A 1 n .. .. ... ... = ... . xn an 1 . . a n n xn showing that the old coordinates (xi ) of x (over (u1 , . . , un )) are expressed in terms of the new coordinates (xi ) of x (over (v1 , . . , vn )). Since the matrix P expresses the new basis (v1 , . . , vn ) in terms of the old basis (u1 , . . , un ), we observe that the coordinates (xi ) of a vector x vary in the opposite direction of the change of basis. For this reason, vectors are sometimes said to be contravariant. However, this expression does not make sense!
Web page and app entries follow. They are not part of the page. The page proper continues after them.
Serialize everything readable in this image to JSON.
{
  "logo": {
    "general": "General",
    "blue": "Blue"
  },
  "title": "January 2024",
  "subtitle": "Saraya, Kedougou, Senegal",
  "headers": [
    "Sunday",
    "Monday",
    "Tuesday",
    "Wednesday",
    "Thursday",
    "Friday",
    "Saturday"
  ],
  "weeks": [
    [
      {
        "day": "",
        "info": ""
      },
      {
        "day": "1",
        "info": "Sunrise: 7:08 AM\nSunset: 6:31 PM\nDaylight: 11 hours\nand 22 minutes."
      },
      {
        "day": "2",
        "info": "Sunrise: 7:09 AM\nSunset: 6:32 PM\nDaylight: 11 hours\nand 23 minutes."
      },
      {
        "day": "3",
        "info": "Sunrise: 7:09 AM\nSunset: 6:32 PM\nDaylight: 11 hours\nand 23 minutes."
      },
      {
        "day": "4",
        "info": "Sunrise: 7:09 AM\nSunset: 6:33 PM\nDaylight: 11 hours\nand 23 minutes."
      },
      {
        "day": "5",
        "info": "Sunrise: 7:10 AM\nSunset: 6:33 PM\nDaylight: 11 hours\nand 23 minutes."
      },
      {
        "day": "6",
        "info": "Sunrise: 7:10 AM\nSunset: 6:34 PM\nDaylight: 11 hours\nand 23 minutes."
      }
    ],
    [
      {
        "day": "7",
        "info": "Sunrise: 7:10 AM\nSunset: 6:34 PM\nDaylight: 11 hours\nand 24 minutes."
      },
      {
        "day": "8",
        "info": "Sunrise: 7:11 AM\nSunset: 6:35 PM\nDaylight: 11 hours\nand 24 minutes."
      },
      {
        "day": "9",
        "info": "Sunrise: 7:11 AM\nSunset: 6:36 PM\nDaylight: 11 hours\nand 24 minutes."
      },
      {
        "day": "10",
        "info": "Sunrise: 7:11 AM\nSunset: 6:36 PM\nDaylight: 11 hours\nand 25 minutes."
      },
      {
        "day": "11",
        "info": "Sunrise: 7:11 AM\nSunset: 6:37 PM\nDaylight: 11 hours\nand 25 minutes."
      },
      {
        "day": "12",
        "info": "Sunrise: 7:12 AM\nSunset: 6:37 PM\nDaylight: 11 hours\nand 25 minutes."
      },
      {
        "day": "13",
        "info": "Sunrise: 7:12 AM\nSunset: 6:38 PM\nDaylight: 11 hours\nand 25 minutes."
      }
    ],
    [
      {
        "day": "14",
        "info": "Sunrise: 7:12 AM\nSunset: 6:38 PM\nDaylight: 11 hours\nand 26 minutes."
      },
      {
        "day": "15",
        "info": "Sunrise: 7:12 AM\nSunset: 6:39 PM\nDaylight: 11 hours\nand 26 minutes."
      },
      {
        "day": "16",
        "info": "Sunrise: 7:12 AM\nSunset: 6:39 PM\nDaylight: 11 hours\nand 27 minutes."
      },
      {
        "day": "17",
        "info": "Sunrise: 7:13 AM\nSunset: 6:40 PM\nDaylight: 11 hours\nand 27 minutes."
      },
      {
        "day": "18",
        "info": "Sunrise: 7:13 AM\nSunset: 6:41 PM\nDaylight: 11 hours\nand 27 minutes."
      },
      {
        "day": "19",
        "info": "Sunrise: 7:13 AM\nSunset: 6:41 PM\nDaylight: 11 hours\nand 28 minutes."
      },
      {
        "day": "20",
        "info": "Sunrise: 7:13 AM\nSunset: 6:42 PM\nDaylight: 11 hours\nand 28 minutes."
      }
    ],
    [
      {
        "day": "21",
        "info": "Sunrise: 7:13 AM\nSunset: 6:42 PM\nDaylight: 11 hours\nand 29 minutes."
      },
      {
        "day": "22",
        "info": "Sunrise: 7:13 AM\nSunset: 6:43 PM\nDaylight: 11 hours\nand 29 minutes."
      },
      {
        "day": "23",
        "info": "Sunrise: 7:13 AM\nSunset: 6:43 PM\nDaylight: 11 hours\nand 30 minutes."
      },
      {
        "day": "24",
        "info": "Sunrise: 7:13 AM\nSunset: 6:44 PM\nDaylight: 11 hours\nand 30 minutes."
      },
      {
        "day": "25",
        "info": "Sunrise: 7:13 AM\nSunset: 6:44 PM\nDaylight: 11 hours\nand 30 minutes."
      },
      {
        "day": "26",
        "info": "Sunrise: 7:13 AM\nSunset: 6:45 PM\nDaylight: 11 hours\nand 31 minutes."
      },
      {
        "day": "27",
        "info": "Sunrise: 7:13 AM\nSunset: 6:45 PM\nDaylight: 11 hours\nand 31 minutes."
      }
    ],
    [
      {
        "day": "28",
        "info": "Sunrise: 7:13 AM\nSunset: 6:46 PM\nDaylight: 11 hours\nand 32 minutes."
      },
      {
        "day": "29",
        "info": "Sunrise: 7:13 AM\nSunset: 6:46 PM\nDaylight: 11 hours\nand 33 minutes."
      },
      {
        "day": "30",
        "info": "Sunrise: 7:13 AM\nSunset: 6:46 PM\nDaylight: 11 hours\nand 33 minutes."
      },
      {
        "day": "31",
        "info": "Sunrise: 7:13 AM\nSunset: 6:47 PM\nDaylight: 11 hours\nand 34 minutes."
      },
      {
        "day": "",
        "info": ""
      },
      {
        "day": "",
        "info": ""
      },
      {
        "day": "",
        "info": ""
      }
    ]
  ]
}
V ∗ ∈ (f )−1 (U 0 ), proving that f (U )0 = (f )−1 (U 0 ). Since we already observed that E 0 = 0, letting U = E in the above identity, we obtain that Ker f = (Im f )0 . The identity Ker f = (Im f )0 holds because (f ) = f . The following theorem shows the relationship between the rank of f and the rank of f . 31 Given a linear map f : E → F , the following properties hold. (a) The dual (Im f )∗ of Im f is isomorphic to Im f = f (F ∗ ). (b) rk(f ) ≤ rk(f ). If rk(f ) is finite, we have rk(f ) = rk(f ).